Report every line of the material that contains the string "icon".
━━ MATERIAL SHOWN
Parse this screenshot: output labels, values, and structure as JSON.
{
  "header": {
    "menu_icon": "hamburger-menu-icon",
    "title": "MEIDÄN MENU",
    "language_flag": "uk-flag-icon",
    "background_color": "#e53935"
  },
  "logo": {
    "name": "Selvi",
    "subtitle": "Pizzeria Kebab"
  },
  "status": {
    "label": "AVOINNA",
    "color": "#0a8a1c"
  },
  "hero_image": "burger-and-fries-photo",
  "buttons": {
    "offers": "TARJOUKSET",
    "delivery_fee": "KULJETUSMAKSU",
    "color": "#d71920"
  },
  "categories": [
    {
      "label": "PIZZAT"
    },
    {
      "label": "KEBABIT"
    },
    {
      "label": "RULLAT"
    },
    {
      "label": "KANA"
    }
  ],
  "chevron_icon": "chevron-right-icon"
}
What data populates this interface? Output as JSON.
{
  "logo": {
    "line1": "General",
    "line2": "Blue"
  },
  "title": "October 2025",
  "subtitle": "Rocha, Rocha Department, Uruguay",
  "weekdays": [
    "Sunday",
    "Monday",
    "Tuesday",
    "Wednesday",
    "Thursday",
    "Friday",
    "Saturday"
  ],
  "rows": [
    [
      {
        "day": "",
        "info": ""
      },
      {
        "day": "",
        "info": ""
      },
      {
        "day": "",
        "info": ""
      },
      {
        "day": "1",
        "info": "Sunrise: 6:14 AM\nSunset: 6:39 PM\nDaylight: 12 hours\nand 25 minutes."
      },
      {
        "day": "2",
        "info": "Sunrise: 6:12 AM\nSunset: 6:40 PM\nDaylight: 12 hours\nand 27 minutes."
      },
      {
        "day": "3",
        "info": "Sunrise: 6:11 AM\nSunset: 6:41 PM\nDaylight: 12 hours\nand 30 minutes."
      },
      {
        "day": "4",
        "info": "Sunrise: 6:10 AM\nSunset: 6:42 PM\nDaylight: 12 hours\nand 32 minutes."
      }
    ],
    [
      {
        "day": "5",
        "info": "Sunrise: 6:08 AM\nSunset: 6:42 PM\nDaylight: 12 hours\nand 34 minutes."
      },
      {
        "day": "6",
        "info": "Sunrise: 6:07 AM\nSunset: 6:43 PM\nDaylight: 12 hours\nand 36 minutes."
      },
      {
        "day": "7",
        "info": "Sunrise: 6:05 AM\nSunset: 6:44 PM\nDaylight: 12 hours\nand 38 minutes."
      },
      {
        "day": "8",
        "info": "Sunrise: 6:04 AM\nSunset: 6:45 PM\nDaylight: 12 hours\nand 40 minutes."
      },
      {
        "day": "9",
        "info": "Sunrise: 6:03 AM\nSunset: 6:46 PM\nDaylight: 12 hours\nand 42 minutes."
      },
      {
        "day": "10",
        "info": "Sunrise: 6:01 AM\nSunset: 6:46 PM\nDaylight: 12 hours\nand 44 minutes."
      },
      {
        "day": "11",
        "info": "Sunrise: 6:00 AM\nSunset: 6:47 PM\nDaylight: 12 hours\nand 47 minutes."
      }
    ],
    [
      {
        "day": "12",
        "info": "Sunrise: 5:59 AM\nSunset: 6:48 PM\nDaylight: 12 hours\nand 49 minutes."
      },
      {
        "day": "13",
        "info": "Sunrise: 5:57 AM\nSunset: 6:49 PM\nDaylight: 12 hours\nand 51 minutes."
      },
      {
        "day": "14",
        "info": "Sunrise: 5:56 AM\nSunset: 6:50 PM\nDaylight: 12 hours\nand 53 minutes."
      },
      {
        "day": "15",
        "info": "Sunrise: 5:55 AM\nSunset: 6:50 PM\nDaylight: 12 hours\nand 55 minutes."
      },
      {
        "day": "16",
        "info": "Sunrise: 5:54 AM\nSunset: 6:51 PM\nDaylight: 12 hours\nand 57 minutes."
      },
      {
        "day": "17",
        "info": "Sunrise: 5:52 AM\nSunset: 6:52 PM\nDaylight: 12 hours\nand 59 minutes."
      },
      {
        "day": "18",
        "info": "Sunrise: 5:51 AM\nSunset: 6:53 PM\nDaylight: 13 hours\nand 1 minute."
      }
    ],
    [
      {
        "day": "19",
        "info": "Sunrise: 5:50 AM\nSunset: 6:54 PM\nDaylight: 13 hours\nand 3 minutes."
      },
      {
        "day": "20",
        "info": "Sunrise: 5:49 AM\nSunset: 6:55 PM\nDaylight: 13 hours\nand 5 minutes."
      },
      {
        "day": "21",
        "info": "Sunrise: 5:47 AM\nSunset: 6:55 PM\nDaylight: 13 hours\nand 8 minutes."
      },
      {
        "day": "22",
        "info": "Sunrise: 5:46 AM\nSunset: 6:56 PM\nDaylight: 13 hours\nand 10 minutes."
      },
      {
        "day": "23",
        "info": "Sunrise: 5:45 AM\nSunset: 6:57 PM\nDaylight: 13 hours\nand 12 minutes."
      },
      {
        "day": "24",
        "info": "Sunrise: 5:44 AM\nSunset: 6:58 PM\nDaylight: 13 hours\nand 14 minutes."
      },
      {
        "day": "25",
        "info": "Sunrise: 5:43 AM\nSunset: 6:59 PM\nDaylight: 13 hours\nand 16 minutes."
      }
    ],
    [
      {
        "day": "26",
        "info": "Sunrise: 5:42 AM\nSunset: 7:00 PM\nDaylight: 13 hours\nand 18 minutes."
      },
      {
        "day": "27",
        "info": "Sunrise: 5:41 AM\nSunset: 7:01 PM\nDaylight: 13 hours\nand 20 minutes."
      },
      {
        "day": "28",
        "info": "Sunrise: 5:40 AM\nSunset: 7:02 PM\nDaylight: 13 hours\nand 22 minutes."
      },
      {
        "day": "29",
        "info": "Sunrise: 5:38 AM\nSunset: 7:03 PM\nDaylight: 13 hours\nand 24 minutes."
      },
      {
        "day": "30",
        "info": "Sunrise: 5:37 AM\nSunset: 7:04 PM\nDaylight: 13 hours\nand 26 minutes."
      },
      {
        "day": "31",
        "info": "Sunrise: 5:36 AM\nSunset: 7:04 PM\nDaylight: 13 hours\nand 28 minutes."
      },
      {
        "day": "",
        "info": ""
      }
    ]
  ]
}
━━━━
EXERCISE RESULT:
    "menu_icon": "hamburger-menu-icon",
    "language_flag": "uk-flag-icon",
  "chevron_icon": "chevron-right-icon"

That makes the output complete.